“These folks have suffered the most unimaginable loss,” Lim said, adding that in all his years as a prosecutor, the sentencing hearing was “easily the most emotionally draining.”
Serra later apologized, saying he meant no disrespect to the victims’ families.
Some family members and friends of the 36 victims were present during Friday’s court hearing.
Serra also said that had he known the judge was going to change his mind, he would not have allowed his client to go on the stand and say “I’m guilty.” Serra was referring to Almena’s statement during the August sentencing hearing, before the plea deal was rejected.
“I should have died that night,” Almena told the court then. “It would have been an honor to try and save your families’ souls. I’m guilty. I’m guilty for believing we were safe.”
Serra said outside the courtroom that he will make a motion to exclude those statements from the trial itself.
In denying Serra’s motion, Murphy said Friday that Cramer has the authority to make the decision he made.
Harris’ attorney, Curtis Briggs, said outside the courtroom Friday they would have opposed the plea if it was reinstated.
Briggs said Cramer’s rejection of the plea bargain was “the best thing that’s happened” to Harris because they want to go to trial. Since Cramer’s ruling, more facts have come to light, including the culpability of others, Briggs said.
“Now we get a public trial, now we can bring out these facts and bring about change. And I believe we can acquit Max Harris in the process,” Briggs said.
Briggs was referring to an unlicensed electrician, Ben Cannon. Briggs said the building’s owners, the Ng family, knew Cannon didn’t have a license and had been accused of fraud, but used him anyway.
“They were liable for that decision to use that electrician, who is also criminally liable,” he said.
Serra also indicated that his client told him he now wants to go to trial.
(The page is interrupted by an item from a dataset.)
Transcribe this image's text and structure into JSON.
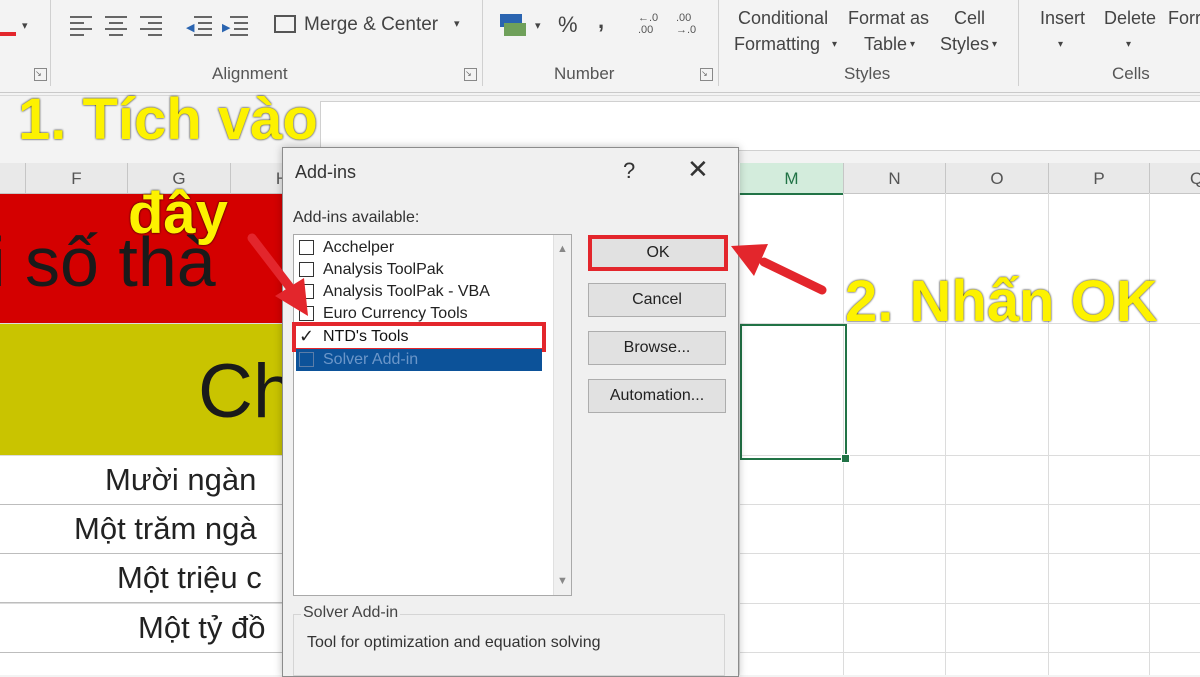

Although the case was supposed to be assigned a trial judge Friday, that move was continued to Dec. 3, a day after the two-year anniversary of the deadly fire.